Work order: Every line containing "اجناس" should be identified and copied from the data below.

== Segment start ==

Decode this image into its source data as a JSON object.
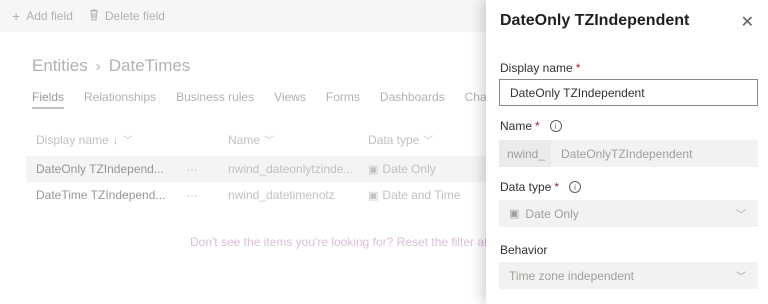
{
  "commandbar": {
    "add_field": "Add field",
    "delete_field": "Delete field"
  },
  "breadcrumb": {
    "root": "Entities",
    "current": "DateTimes"
  },
  "tabs": [
    "Fields",
    "Relationships",
    "Business rules",
    "Views",
    "Forms",
    "Dashboards",
    "Charts"
  ],
  "table": {
    "columns": {
      "display_name": "Display name",
      "name": "Name",
      "data_type": "Data type"
    },
    "rows": [
      {
        "display_name": "DateOnly TZIndepend...",
        "more": "···",
        "name": "nwind_dateonlytzinde...",
        "data_type": "Date Only"
      },
      {
        "display_name": "DateTime TZIndepend...",
        "more": "···",
        "name": "nwind_datetimenotz",
        "data_type": "Date and Time"
      }
    ]
  },
  "empty_message": "Don't see the items you're looking for? Reset the filter ab",
  "panel": {
    "title": "DateOnly TZIndependent",
    "display_name_label": "Display name",
    "display_name_value": "DateOnly TZIndependent",
    "name_label": "Name",
    "name_prefix": "nwind_",
    "name_value": "DateOnlyTZIndependent",
    "data_type_label": "Data type",
    "data_type_value": "Date Only",
    "behavior_label": "Behavior",
    "behavior_value": "Time zone independent",
    "required_mark": "*"
  }
}
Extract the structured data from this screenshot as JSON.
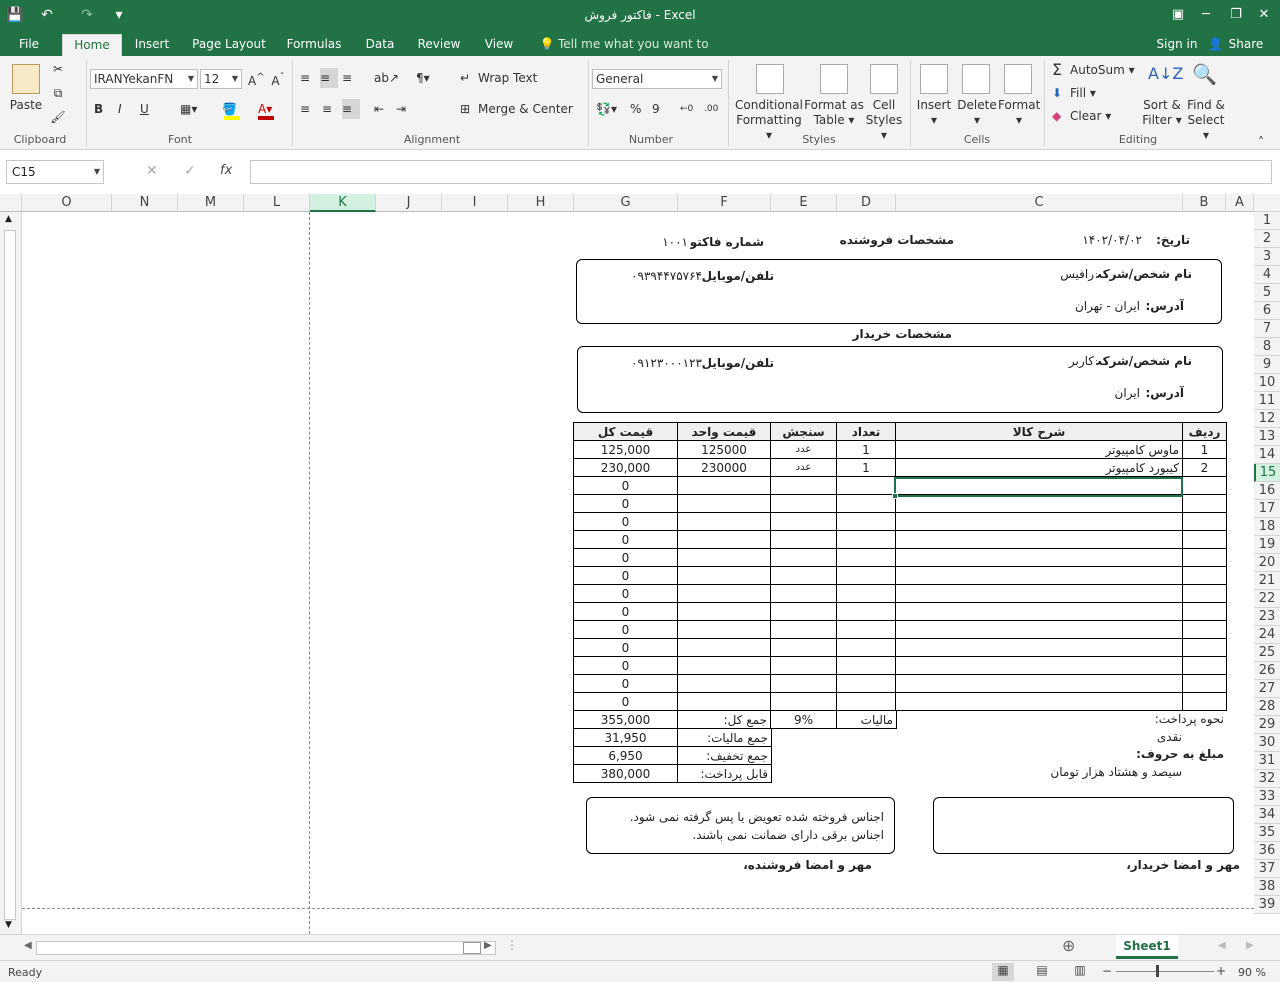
{
  "window": {
    "title": "فاکتور فروش - Excel"
  },
  "qat": {
    "save": "💾",
    "undo": "↶",
    "redo": "↷",
    "more": "▾"
  },
  "tabs": [
    "File",
    "Home",
    "Insert",
    "Page Layout",
    "Formulas",
    "Data",
    "Review",
    "View"
  ],
  "tell_me": "Tell me what you want to do...",
  "account": {
    "signin": "Sign in",
    "share": "Share"
  },
  "ribbon": {
    "clipboard": {
      "label": "Clipboard",
      "paste": "Paste"
    },
    "font": {
      "label": "Font",
      "name": "IRANYekanFN",
      "size": "12",
      "bold": "B",
      "italic": "I",
      "underline": "U"
    },
    "alignment": {
      "label": "Alignment",
      "wrap": "Wrap Text",
      "merge": "Merge & Center"
    },
    "number": {
      "label": "Number",
      "format": "General",
      "pct": "%",
      "comma": "9"
    },
    "styles": {
      "label": "Styles",
      "cond": "Conditional",
      "cond2": "Formatting",
      "fmt": "Format as",
      "fmt2": "Table",
      "cell": "Cell",
      "cell2": "Styles"
    },
    "cells": {
      "label": "Cells",
      "insert": "Insert",
      "delete": "Delete",
      "format": "Format"
    },
    "editing": {
      "label": "Editing",
      "autosum": "AutoSum",
      "fill": "Fill",
      "clear": "Clear",
      "sort": "Sort &",
      "sort2": "Filter",
      "find": "Find &",
      "find2": "Select"
    }
  },
  "namebox": "C15",
  "fx": "fx",
  "columns": [
    "O",
    "N",
    "M",
    "L",
    "K",
    "J",
    "I",
    "H",
    "G",
    "F",
    "E",
    "D",
    "C",
    "B",
    "A"
  ],
  "rows": [
    "1",
    "2",
    "3",
    "4",
    "5",
    "6",
    "7",
    "8",
    "9",
    "10",
    "11",
    "12",
    "13",
    "14",
    "15",
    "16",
    "17",
    "18",
    "19",
    "20",
    "21",
    "22",
    "23",
    "24",
    "25",
    "26",
    "27",
    "28",
    "29",
    "30",
    "31",
    "32",
    "33",
    "34",
    "35",
    "36",
    "37",
    "38",
    "39"
  ],
  "invoice": {
    "date_label": "تاریخ:",
    "date": "۱۴۰۲/۰۴/۰۲",
    "seller_title": "مشخصات فروشنده",
    "number_label": "شماره فاکتور:",
    "number": "۱۰۰۱",
    "seller_name_label": "نام شخص/شرکت:",
    "seller_name": "رافیس",
    "seller_phone_label": "تلفن/موبایل:",
    "seller_phone": "۰۹۳۹۴۴۷۵۷۶۴",
    "seller_addr_label": "آدرس:",
    "seller_addr": "ایران - تهران",
    "buyer_title": "مشخصات خریدار",
    "buyer_name_label": "نام شخص/شرکت:",
    "buyer_name": "کاربر",
    "buyer_phone_label": "تلفن/موبایل:",
    "buyer_phone": "۰۹۱۲۳۰۰۰۱۲۳",
    "buyer_addr_label": "آدرس:",
    "buyer_addr": "ایران",
    "headers": {
      "row": "ردیف",
      "desc": "شرح کالا",
      "qty": "تعداد",
      "unit": "سنجش",
      "price": "قیمت واحد",
      "total": "قیمت کل"
    },
    "items": [
      {
        "row": "1",
        "desc": "ماوس کامپیوتر",
        "qty": "1",
        "unit": "عدد",
        "price": "125000",
        "total": "125,000"
      },
      {
        "row": "2",
        "desc": "کیبورد کامپیوتر",
        "qty": "1",
        "unit": "عدد",
        "price": "230000",
        "total": "230,000"
      },
      {
        "row": "",
        "desc": "",
        "qty": "",
        "unit": "",
        "price": "",
        "total": "0"
      },
      {
        "row": "",
        "desc": "",
        "qty": "",
        "unit": "",
        "price": "",
        "total": "0"
      },
      {
        "row": "",
        "desc": "",
        "qty": "",
        "unit": "",
        "price": "",
        "total": "0"
      },
      {
        "row": "",
        "desc": "",
        "qty": "",
        "unit": "",
        "price": "",
        "total": "0"
      },
      {
        "row": "",
        "desc": "",
        "qty": "",
        "unit": "",
        "price": "",
        "total": "0"
      },
      {
        "row": "",
        "desc": "",
        "qty": "",
        "unit": "",
        "price": "",
        "total": "0"
      },
      {
        "row": "",
        "desc": "",
        "qty": "",
        "unit": "",
        "price": "",
        "total": "0"
      },
      {
        "row": "",
        "desc": "",
        "qty": "",
        "unit": "",
        "price": "",
        "total": "0"
      },
      {
        "row": "",
        "desc": "",
        "qty": "",
        "unit": "",
        "price": "",
        "total": "0"
      },
      {
        "row": "",
        "desc": "",
        "qty": "",
        "unit": "",
        "price": "",
        "total": "0"
      },
      {
        "row": "",
        "desc": "",
        "qty": "",
        "unit": "",
        "price": "",
        "total": "0"
      },
      {
        "row": "",
        "desc": "",
        "qty": "",
        "unit": "",
        "price": "",
        "total": "0"
      },
      {
        "row": "",
        "desc": "",
        "qty": "",
        "unit": "",
        "price": "",
        "total": "0"
      }
    ],
    "tax_label": "مالیات",
    "tax_rate": "9%",
    "sum_label": "جمع کل:",
    "sum": "355,000",
    "tax_sum_label": "جمع مالیات:",
    "tax_sum": "31,950",
    "discount_label": "جمع تخفیف:",
    "discount": "6,950",
    "payable_label": "قابل پرداخت:",
    "payable": "380,000",
    "payment_label": "نحوه پرداخت:",
    "payment": "نقدی",
    "words_label": "مبلغ به حروف:",
    "words": "سیصد و هشتاد هزار تومان",
    "note1": "اجناس فروخته شده تعویض یا پس گرفته نمی شود.",
    "note2": "اجناس برقی دارای ضمانت نمی باشند.",
    "seller_sign": "مهر و امضا فروشنده،",
    "buyer_sign": "مهر و امضا خریدار،"
  },
  "sheet": {
    "name": "Sheet1"
  },
  "status": {
    "ready": "Ready",
    "zoom": "90 %"
  }
}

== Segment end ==

Finished exercise:
    "note1": "اجناس فروخته شده تعویض یا پس گرفته نمی شود.",
    "note2": "اجناس برقی دارای ضمانت نمی باشند.",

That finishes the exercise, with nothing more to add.